Regularly available on VHS and DVD throughout the history of their respective formats (and the source of a classic Internet meme in 2011), Hardcore first appeared on Blu-ray in 2016 from Twilight Time in the U.S. featuring a sterling restored transfer from a new 4K pass courtesy of Sony, with extras including a scattershot but interesting commentary by Schrader (whose fascination with this subject matter continued all the way to his hiring of James Deen as a leading man in The Canyons) with plenty of discussions Hardcoreabout the potential casting of Warren Beatty and the Calvinist elements taken from Schrader's own upbringing, and a second commentary with film historians Eddy Friedfeld, Lee Pfeiffer, and Paul Scrabo diving more into the details of how the film was assembled at Columbia and how it ties in with the themes and motifs running throughout Schrader's career as both a director and a writer. The film also features an isolated track for the sparing but effective score by Jack Nitzsche (who had scored Blue Collar and would go on to win an Oscar for An Officer and a Gentleman) and the original trailer.

In 2017, UK label Indicator brought out its own release of the film as a dual-format Blu-ray and DVD edition that continues the trend of using the same Sony Hardcoremaster with beautiful deep blacks, which causes those vibrant colors to really burst out during the second half of the film. The PCM English mono track (with optional English SDH subtitles) sounds just as good as the DTS-HD MA mono one on the American release, and the isolated score is included as well along with the trailer.
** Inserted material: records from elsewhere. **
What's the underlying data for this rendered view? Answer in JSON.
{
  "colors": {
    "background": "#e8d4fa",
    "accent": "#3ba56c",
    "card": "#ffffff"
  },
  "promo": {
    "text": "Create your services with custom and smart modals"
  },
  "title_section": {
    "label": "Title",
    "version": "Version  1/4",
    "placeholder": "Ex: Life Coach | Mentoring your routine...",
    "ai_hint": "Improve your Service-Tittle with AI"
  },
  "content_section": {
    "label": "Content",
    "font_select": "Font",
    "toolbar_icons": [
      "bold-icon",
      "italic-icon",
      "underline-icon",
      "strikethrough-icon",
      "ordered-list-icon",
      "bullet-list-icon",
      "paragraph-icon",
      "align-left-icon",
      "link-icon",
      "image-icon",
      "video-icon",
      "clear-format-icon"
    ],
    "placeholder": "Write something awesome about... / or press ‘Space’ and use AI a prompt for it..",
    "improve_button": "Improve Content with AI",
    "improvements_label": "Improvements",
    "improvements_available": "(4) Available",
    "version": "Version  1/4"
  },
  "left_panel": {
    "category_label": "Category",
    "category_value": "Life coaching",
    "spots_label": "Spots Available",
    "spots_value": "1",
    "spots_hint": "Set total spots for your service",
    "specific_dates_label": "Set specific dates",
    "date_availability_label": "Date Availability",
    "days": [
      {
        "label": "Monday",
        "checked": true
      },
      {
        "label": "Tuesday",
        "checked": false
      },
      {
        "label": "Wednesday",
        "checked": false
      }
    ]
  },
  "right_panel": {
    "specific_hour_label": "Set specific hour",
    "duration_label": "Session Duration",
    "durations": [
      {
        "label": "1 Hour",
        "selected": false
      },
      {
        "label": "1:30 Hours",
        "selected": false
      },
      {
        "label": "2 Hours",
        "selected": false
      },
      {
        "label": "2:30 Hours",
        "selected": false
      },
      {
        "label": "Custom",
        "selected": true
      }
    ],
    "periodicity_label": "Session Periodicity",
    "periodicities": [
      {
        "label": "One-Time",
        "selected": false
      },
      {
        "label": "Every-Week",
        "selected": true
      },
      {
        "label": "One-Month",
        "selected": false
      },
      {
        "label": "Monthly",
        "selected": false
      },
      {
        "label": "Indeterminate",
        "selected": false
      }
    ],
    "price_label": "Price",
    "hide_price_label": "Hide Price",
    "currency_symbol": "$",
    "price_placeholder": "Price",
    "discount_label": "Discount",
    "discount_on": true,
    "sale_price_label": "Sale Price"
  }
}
Rather than a commentary, here you get the option to watch the film with an 85-minute audio interview with Schrader as part of The HardcoreGuardian Interview series recorded in 1993 with Derek Malcolm at the National Film Theatre. It starts off covering highlights of his career before digressing into topics like cinematic morality and its influence on the population, which encompasses everything from John Hinckley Jr. to Henry: Portrait of a Serial Killer. The biggest video extra here is "Hardcore Nitzsche," an edited excerpt from the upcoming Stringman documentary (22m25s) about Nitzsche, with participants like William Friedkin, Milos Forman, Robert Downey, producer Paul Gurian, and musician Russ Titelman discussing the rock and pop veteran's unorthodox approach to film scoring that resulted in a surprising and unexpected array of sounds and musical ideas, with some wild stories about drug and Nitzsche's reaction to Hardcorelosing an Oscar to Jaws among the highlights. In "Shooting Hardcore" (9m6s), cinematographer Michael Chapman (Taxi Driver, Raging Bull) remembers reading the script before he knew there was a chance of being hired, planning to shoot the film in 16mm before Scott came aboard, and vivid thoughts about the smell of real-life porn sets and the actresses who approached them for jobs on the fake stag film studios they set up for the production. A great little image gallery has some wild candid shots of Schrader on the set, and as usual for Indicator, the striking insert booklet is worthy of special mention and features a new essay by Brad Stevens touching on the film's debt to The Searchers (like the work of Scorese and this film's executive producer, John Milius), particularly with its emphasis on doorways and father figures, and the unsettling nature of the "happy" ending imposed by the studio. Also included is a Schrader interview from Films in Focus in 1979 covering this film's real-life inspiration, Schrader's own religious background, the film's noir aspects, and whether the existence of snuff films matters in relation to this film, plus a bit of a peek at his upcoming film (at the time), American Gigolo-- a very different look at modern sexuality in Los Angeles.

Reviewed on May 13, 2017.